You might even consider explaining briefly in your cover letter or on your resume what your online education entailed. If you describe your coursework and the projects you completed as part of your online education, you implicitly help convince your potential employer that your education was legitimate and hard earned. You validate both yourself and your degree in the process. For example, consider focusing on how your technological communication skills improved as a result of your online education, or how completing your online education demonstrates your drive, motivation, and ability to multitask in a fast paced learning environment.
How to Make the Most of Your Online Degree
What it's important to realize is that employers are looking for more than just a degree when they look at your job materials. They want to know what skills, experiences, and unique perspectives you can bring to your new career. In order to combat the stereotypically negative response to an online degree, it's important to highlight your qualifications and experiences in your application materials. You need to emphasize the valuable process of your education both online and in other jobs, not just the end product of your degree.
At the same time, take time to explain to your employer what your online education entailed - they might be surprised to find some of their old stereotypes about online education aren't true anymore and that your degree was hard earned and well deserved from a respected institution. Who knows, you might even be able to convince your employer to pay for more online education that will help you climb even higher on the career ladder.
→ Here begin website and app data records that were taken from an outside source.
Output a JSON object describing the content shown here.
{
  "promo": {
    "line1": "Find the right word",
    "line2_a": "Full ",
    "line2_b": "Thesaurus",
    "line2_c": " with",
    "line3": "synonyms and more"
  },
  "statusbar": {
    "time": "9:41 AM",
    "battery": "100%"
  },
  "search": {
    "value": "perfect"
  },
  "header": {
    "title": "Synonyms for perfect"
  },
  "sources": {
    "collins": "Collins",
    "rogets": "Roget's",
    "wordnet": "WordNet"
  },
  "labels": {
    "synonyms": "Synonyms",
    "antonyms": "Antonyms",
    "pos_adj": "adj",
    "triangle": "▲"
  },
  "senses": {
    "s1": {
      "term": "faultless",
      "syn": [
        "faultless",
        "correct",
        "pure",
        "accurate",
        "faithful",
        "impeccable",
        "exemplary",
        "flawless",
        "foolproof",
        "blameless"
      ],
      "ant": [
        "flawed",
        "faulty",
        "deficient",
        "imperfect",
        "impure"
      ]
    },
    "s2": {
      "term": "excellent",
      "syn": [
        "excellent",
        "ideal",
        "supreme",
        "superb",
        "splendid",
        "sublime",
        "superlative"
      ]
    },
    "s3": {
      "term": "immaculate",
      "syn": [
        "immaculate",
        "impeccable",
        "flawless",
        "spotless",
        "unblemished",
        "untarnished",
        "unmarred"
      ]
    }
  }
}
Finally, statistics show that the best way to use an online degree to enhance your career is to combine it with hands-on experiences. If you want to be a veterinarian, an online degree in animal science won't help you get very far if it isn't paired with real-life experience working with and around animals. Similarly, an online degree in English literature won't help you get that promotion from bookkeeper to senior accountant. Use common sense when choosing online courses and programs and don't put all your eggs in your online degree basket.